When is the next shuttle mission scheduled to fly?greenspun.com : LUSENET : TimeBomb 2000 (Y2000) : One Thread
Progress on getting the next mission back into orbit may be a good indicator on how well we are really doing, and provide a truer picture of the governments view on things.
-- (firstname.lastname@example.org), January 12, 2000
Well, you will note that we flew a whopping THREE shuttle missions in 1999. That's just one more than we flew in 1981. The orbiter fleet is really showing its age in a lot of ways...and, frankly, the space shuttle program was a crock from the word go. You may enjoy keeping an eye on the manned spaceflight gang at NASA in the next couple of years. I think there's a decent chance that there is going to be some blood in the halls when people start to realize that we don't have a reliable vehicle for putting people into low orbit...and that the space station has no clothes.
But, as far a shuttle flights being a good indicator on Y2K, I have to disagree.
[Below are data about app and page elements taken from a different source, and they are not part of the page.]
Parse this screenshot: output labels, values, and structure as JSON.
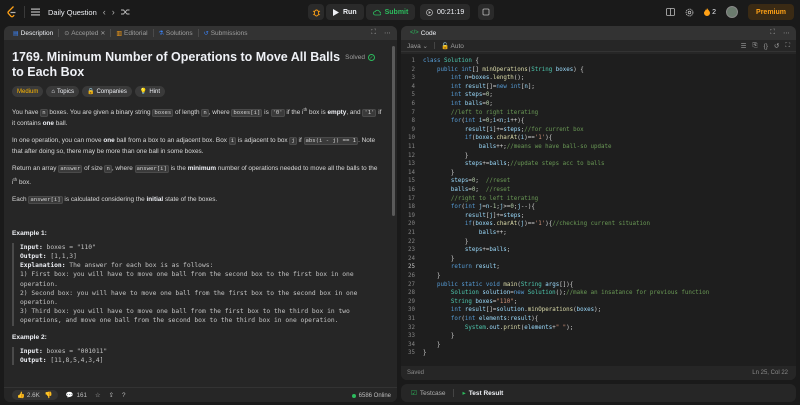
{
  "nav": {
    "title": "Daily Question",
    "run_label": "Run",
    "submit_label": "Submit",
    "timer": "00:21:19",
    "streak_count": "2",
    "premium_label": "Premium"
  },
  "left_tabs": [
    {
      "label": "Description"
    },
    {
      "label": "Accepted"
    },
    {
      "label": "Editorial"
    },
    {
      "label": "Solutions"
    },
    {
      "label": "Submissions"
    }
  ],
  "problem": {
    "title": "1769. Minimum Number of Operations to Move All Balls to Each Box",
    "status": "Solved",
    "difficulty": "Medium",
    "tag_topics": "Topics",
    "tag_companies": "Companies",
    "tag_hint": "Hint",
    "p1_a": "You have ",
    "p1_n": "n",
    "p1_b": " boxes. You are given a binary string ",
    "p1_boxes": "boxes",
    "p1_c": " of length ",
    "p1_n2": "n",
    "p1_d": ", where ",
    "p1_boxesi": "boxes[i]",
    "p1_e": " is ",
    "p1_zero": "'0'",
    "p1_f": " if the i",
    "p1_sup": "th",
    "p1_g": " box is ",
    "p1_empty": "empty",
    "p1_h": ", and ",
    "p1_one": "'1'",
    "p1_i": " if it contains ",
    "p1_oneword": "one",
    "p1_j": " ball.",
    "p2_a": "In one operation, you can move ",
    "p2_one": "one",
    "p2_b": " ball from a box to an adjacent box. Box ",
    "p2_i": "i",
    "p2_c": " is adjacent to box ",
    "p2_j": "j",
    "p2_d": " if ",
    "p2_abs": "abs(i - j) == 1",
    "p2_e": ". Note that after doing so, there may be more than one ball in some boxes.",
    "p3_a": "Return an array ",
    "p3_answer": "answer",
    "p3_b": " of size ",
    "p3_n": "n",
    "p3_c": ", where ",
    "p3_answeri": "answer[i]",
    "p3_d": " is the ",
    "p3_min": "minimum",
    "p3_e": " number of operations needed to move all the balls to the i",
    "p3_sup": "th",
    "p3_f": " box.",
    "p4_a": "Each ",
    "p4_answeri": "answer[i]",
    "p4_b": " is calculated considering the ",
    "p4_initial": "initial",
    "p4_c": " state of the boxes.",
    "ex1_title": "Example 1:",
    "ex1_input_lbl": "Input:",
    "ex1_input": " boxes = \"110\"",
    "ex1_output_lbl": "Output:",
    "ex1_output": " [1,1,3]",
    "ex1_expl_lbl": "Explanation:",
    "ex1_expl": " The answer for each box is as follows:",
    "ex1_l1": "1) First box: you will have to move one ball from the second box to the first box in one",
    "ex1_l1b": "operation.",
    "ex1_l2": "2) Second box: you will have to move one ball from the first box to the second box in one",
    "ex1_l2b": "operation.",
    "ex1_l3": "3) Third box: you will have to move one ball from the first box to the third box in two",
    "ex1_l3b": "operations, and move one ball from the second box to the third box in one operation.",
    "ex2_title": "Example 2:",
    "ex2_input_lbl": "Input:",
    "ex2_input": " boxes = \"001011\"",
    "ex2_output_lbl": "Output:",
    "ex2_output": " [11,8,5,4,3,4]"
  },
  "desc_footer": {
    "likes": "2.6K",
    "comments": "161",
    "online": "6586 Online"
  },
  "code_panel": {
    "title": "Code",
    "language": "Java",
    "mode": "Auto",
    "status_left": "Saved",
    "status_right": "Ln 25, Col 22"
  },
  "code_lines": [
    "class Solution {",
    "    public int[] minOperations(String boxes) {",
    "        int n=boxes.length();",
    "        int result[]=new int[n];",
    "        int steps=0;",
    "        int balls=0;",
    "        //left to right iterating",
    "        for(int i=0;i<n;i++){",
    "            result[i]+=steps;//for current box",
    "            if(boxes.charAt(i)=='1'){",
    "                balls++;//means we have ball-so update",
    "            }",
    "            steps+=balls;//update steps acc to balls",
    "        }",
    "        steps=0;  //reset",
    "        balls=0;  //reset",
    "        //right to left iterating",
    "        for(int j=n-1;j>=0;j--){",
    "            result[j]+=steps;",
    "            if(boxes.charAt(j)=='1'){//checking current situation",
    "                balls++;",
    "            }",
    "            steps+=balls;",
    "        }",
    "        return result;",
    "    }",
    "    public static void main(String args[]){",
    "        Solution solution=new Solution();//make an insatance for previous function",
    "        String boxes=\"110\";",
    "        int result[]=solution.minOperations(boxes);",
    "        for(int elements:result){",
    "            System.out.print(elements+\" \");",
    "        }",
    "    }",
    "}"
  ],
  "bottom_tabs": [
    {
      "label": "Testcase"
    },
    {
      "label": "Test Result"
    }
  ]
}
The shuttle is just this side of falling apart, Y2K or no. If you want to observe UNMANNED rocket flights, www.spacedaily.com is the site for you.
-- Craig Kenneth Bryant (email@example.com), January 12, 2000.
Unsubstantiated, word of mouth reports claim the shuttle Endeavour is scheduled to launch on Jan 31, 2000, at 12:47pm, on STS-99 from pad 39-A. http://www-pao.ksc.nasa.gov/kscpao/schedule/ mixfleet.htm#shuttle
-- harl (firstname.lastname@example.org), January 14, 2000.
Wouldn't Guy Fawkes day be more appropriate?
-- Andy (2000EOD@prodigy.net), January 14, 2000.